“These companies’ large dividend payments and high capital spending levels will keep their credit metrics weak, particularly in relation to retained cash flow on debt,” said Vikas Halan, Moody's vice-president and senior credit officer.
The credit profile of three public-sector oil refining and marketing companies — Indian Oil Corporation, Bharat Petroleum and Hindustan Petroleum — will stay weak for at least the next 12 months driven by higher dividend payouts and capital spending, Moody’s Investors Services said on Tuesday. “These companies’ large dividend payments and high capital spending levels will keep their credit metrics weak, particularly in relation to retained cash flow on debt,” said Vikas Halan, Moody’s vice-president and senior credit officer.
Dividends paid by the three companies — including distribution tax for the fiscal year ended March 2017 — increased to Rs 237 billion from Rs 85 billion the year before. The higher dividend payments were part of the overall trend in which the contributions from the oil and gas sector to the government of India has been increasing, the report claimed. The report estimates that the capital spending levels for the three companies will stay high over the next few years, with their combined capital spending for fiscal 2018 rising 15% year-on-year to Rs 350 billion, excluding acquisitions. However, the combined cash flow from operations would not be sufficient to meet their capital spending and dividend payments. “The shortfall of about Rs 50-Rs 75 billion will be funded by borrowings,” the report said.

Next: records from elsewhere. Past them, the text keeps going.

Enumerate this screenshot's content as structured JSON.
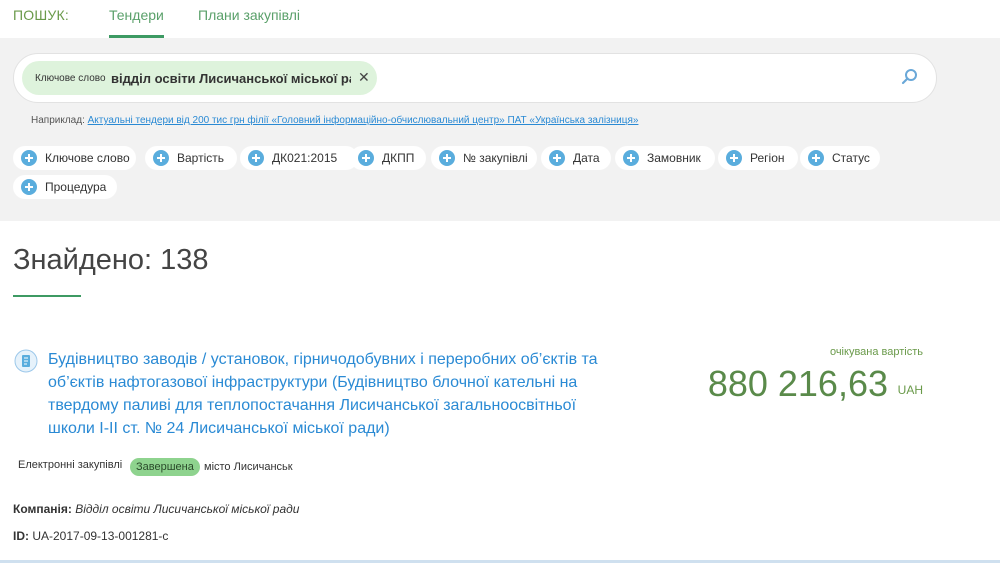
{
  "header": {
    "search_label": "ПОШУК:",
    "tabs": [
      {
        "label": "Тендери",
        "active": true
      },
      {
        "label": "Плани закупівлі",
        "active": false
      }
    ]
  },
  "search": {
    "chip_label": "Ключове слово",
    "chip_value": "відділ освіти Лисичанської міської ради",
    "close_glyph": "✕",
    "search_icon": "magnifier-icon"
  },
  "example": {
    "prefix": "Наприклад:",
    "link": "Актуальні тендери від 200 тис грн філії «Головний інформаційно-обчислювальний центр» ПАТ «Українська залізниця»"
  },
  "filters": [
    "Ключове слово",
    "Вартість",
    "ДК021:2015",
    "ДКПП",
    "№ закупівлі",
    "Дата",
    "Замовник",
    "Регіон",
    "Статус",
    "Процедура"
  ],
  "results": {
    "found_text": "Знайдено: 138"
  },
  "tender": {
    "title": "Будівництво заводів / установок, гірничодобувних і переробних об’єктів та об’єктів нафтогазової інфраструктури (Будівництво блочної кательні на твердому паливі для теплопостачання Лисичанської загальноосвітньої школи І-ІІ ст. № 24 Лисичанської міської ради)",
    "expected_label": "очікувана вартість",
    "amount": "880 216,63",
    "currency": "UAH",
    "procedure": "Електронні закупівлі",
    "status": "Завершена",
    "city": "місто Лисичанськ",
    "company_label": "Компанія:",
    "company": "Відділ освіти Лисичанської міської ради",
    "id_label": "ID:",
    "id": "UA-2017-09-13-001281-c"
  },
  "colors": {
    "accent_green": "#3d9a63",
    "link_blue": "#2a8ad4",
    "badge_green": "#8ed38e",
    "panel_bg": "#f2f2f2"
  }
}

The sector contributed 23.5% of the Central government’s revenue receipts including indirect taxes collected from consumers in FY17 compared with 15.6% in FY15. The increased dividend payments, combined with the companies’ elevated capital spending levels and acquisition of upstream assets, have weakened their credit metrics in fiscal 2017 to below the rating tolerance levels for their standalone credit profiles. The ratings agency expects the dividend payments by oil companies to fall in FY18, based on the government’s expectation of lower dividends in its Budget for the current fiscal year. However, even then, the level of dividends is more than double the total paid in FY16.